With no images included, output each entry below exactly as it appears.

(Input data Opens)

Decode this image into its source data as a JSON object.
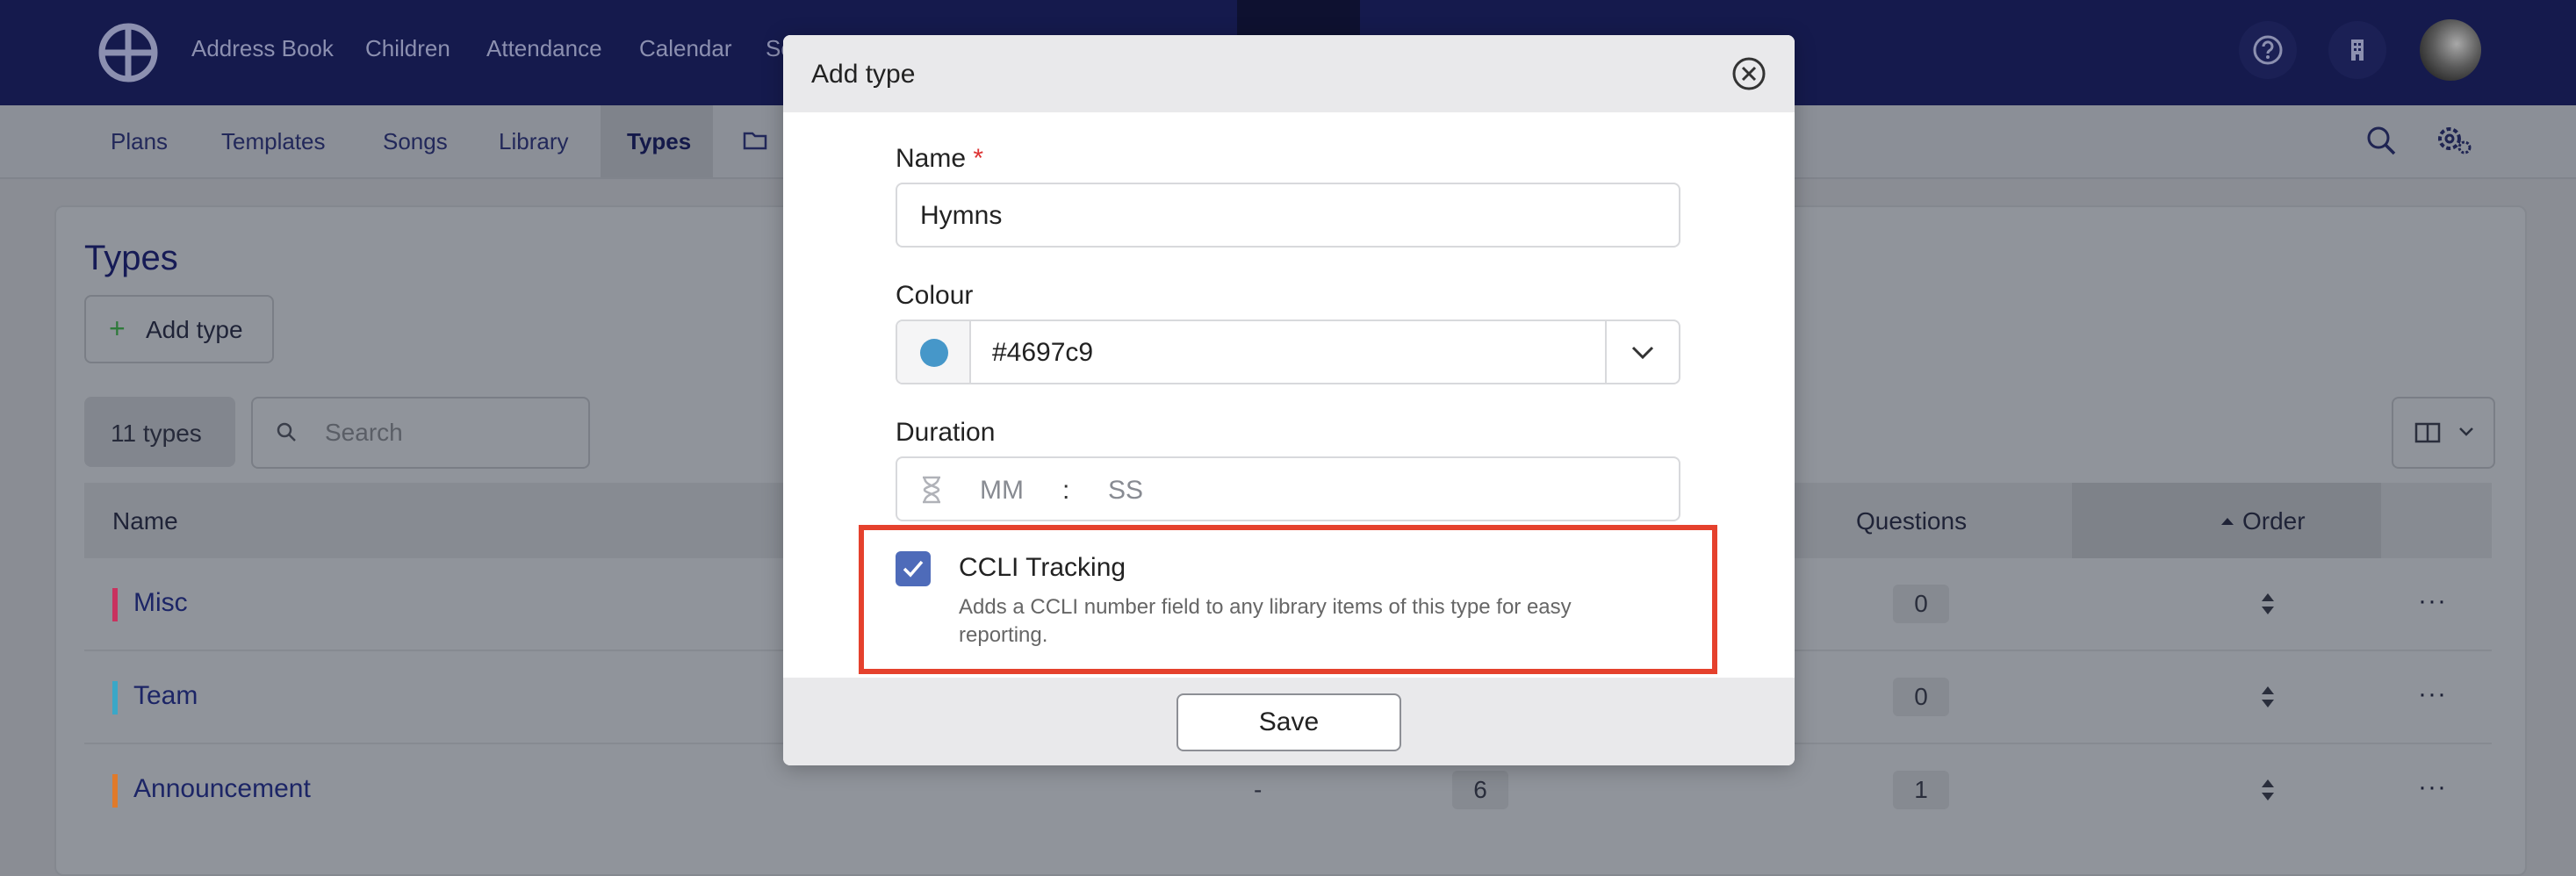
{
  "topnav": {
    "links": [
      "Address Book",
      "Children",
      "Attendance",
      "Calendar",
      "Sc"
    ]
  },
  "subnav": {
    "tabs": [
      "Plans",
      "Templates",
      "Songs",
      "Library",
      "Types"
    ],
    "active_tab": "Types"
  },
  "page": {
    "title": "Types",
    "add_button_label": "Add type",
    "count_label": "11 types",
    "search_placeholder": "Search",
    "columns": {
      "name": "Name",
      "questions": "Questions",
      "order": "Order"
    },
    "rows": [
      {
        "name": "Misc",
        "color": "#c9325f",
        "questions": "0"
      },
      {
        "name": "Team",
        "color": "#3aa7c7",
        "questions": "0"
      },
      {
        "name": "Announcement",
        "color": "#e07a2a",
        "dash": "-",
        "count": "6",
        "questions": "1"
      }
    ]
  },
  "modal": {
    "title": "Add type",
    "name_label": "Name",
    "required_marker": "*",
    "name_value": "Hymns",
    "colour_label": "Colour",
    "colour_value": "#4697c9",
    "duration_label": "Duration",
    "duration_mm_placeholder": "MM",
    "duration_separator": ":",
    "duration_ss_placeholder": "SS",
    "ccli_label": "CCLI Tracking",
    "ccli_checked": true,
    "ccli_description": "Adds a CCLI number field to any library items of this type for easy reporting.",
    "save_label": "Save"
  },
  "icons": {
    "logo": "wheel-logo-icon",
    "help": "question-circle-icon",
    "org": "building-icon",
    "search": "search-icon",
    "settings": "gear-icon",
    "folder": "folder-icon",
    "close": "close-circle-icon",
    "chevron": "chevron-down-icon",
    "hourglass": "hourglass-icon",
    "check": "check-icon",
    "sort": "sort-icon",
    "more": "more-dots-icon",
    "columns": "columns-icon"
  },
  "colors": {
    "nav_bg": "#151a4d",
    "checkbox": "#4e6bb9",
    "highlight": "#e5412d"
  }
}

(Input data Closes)

> **Written response**:
Decode this image into its source data as a JSON object.
{
  "topnav": {
    "links": [
      "Address Book",
      "Children",
      "Attendance",
      "Calendar",
      "Sc"
    ]
  },
  "subnav": {
    "tabs": [
      "Plans",
      "Templates",
      "Songs",
      "Library",
      "Types"
    ],
    "active_tab": "Types"
  },
  "page": {
    "title": "Types",
    "add_button_label": "Add type",
    "count_label": "11 types",
    "search_placeholder": "Search",
    "columns": {
      "name": "Name",
      "questions": "Questions",
      "order": "Order"
    },
    "rows": [
      {
        "name": "Misc",
        "color": "#c9325f",
        "questions": "0"
      },
      {
        "name": "Team",
        "color": "#3aa7c7",
        "questions": "0"
      },
      {
        "name": "Announcement",
        "color": "#e07a2a",
        "dash": "-",
        "count": "6",
        "questions": "1"
      }
    ]
  },
  "modal": {
    "title": "Add type",
    "name_label": "Name",
    "required_marker": "*",
    "name_value": "Hymns",
    "colour_label": "Colour",
    "colour_value": "#4697c9",
    "duration_label": "Duration",
    "duration_mm_placeholder": "MM",
    "duration_separator": ":",
    "duration_ss_placeholder": "SS",
    "ccli_label": "CCLI Tracking",
    "ccli_checked": true,
    "ccli_description": "Adds a CCLI number field to any library items of this type for easy reporting.",
    "save_label": "Save"
  },
  "icons": {
    "logo": "wheel-logo-icon",
    "help": "question-circle-icon",
    "org": "building-icon",
    "search": "search-icon",
    "settings": "gear-icon",
    "folder": "folder-icon",
    "close": "close-circle-icon",
    "chevron": "chevron-down-icon",
    "hourglass": "hourglass-icon",
    "check": "check-icon",
    "sort": "sort-icon",
    "more": "more-dots-icon",
    "columns": "columns-icon"
  },
  "colors": {
    "nav_bg": "#151a4d",
    "checkbox": "#4e6bb9",
    "highlight": "#e5412d"
  }
}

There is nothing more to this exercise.